TOKYO (Reuters) - One of the Federal Reserve’s newest policymakers on Thursday added his voice to the majority at the U.S. central bank calling for interest rate hikes amid rising business optimism and faster growth in the world’s biggest economy.
“I anticipate further gradual increases in the policy rate will be appropriate to both sustain a healthy labor market and stabilize inflation around our 2 percent objective,” Fed Governor Randal Quarles said in remarks prepared for delivery to the Institute for International Monetary Affairs in Tokyo.
“The U.S. economy appears to be performing very well and, certainly, is in the best shape that it has been in since the crisis and, by many metrics, since well before the crisis,” he said.

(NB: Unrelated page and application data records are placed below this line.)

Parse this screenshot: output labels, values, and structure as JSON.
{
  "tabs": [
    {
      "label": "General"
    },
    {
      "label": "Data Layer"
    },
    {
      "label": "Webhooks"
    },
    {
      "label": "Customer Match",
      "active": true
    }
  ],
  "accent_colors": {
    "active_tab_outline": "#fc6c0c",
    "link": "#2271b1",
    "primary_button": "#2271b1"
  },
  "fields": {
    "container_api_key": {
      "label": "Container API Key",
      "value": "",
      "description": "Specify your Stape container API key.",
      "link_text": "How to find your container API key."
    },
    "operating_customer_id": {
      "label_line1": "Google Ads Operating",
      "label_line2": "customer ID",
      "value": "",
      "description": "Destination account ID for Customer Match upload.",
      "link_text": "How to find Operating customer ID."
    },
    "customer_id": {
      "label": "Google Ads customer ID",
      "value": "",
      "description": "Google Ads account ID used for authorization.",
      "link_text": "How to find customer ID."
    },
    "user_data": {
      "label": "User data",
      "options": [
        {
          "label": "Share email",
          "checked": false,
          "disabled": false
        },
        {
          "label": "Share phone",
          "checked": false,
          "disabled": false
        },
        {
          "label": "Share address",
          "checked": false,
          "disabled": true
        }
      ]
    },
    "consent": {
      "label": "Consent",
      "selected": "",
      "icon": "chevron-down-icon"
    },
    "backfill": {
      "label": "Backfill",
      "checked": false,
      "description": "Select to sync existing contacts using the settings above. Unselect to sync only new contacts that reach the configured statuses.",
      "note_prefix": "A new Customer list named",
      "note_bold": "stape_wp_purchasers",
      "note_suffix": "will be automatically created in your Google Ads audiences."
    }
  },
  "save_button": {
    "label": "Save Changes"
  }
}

Investors have all but priced in another rate increase at the central bank’s next meeting, on March 20-21, and Fed officials have signaled they expect to deliver two more rate hikes before the year is out.
Quarles’ comments underscore the general consensus at the central bank for a continuation under new Fed Chair Jerome Powell of the slow monetary policy tightening that was initiated by his predecessor, Janet Yellen.
Noting a rise in business optimism, an increase in business investment, a strengthening labor market and an accelerating pace of economic growth, Quarles said the underlying fundamentals of the U.S. economy are strong.
Although inflation continues to run below the Fed’s 2 percent target despite unemployment at a 17-year low of 4.1 percent, he said, “A deviation from our target of a few tenths of 1 percentage point, especially one I expect to fade, does not cause me great concern.
On top of it all, Quarles noted, the Trump administration’s newly passed $1.5 trillion tax overhaul, along with other fiscal measures, “could help sustain the economy’s momentum in part by increasing demand, and also possibly by boosting the potential capacity of the economy by encouraging investment and supporting labor force participation.”
Low productivity growth, caused in part by weak investment, is hampering long-term U.S. economic growth prospects and should be a critical focus for policymakers, Quarles said.
Quarles, who started his job at the Fed in October, has previously focused most of his public comments on banking and other financial regulation.
Reporting by Leika Kihara; Writing by Ann Saphir; Editing by Leslie Adler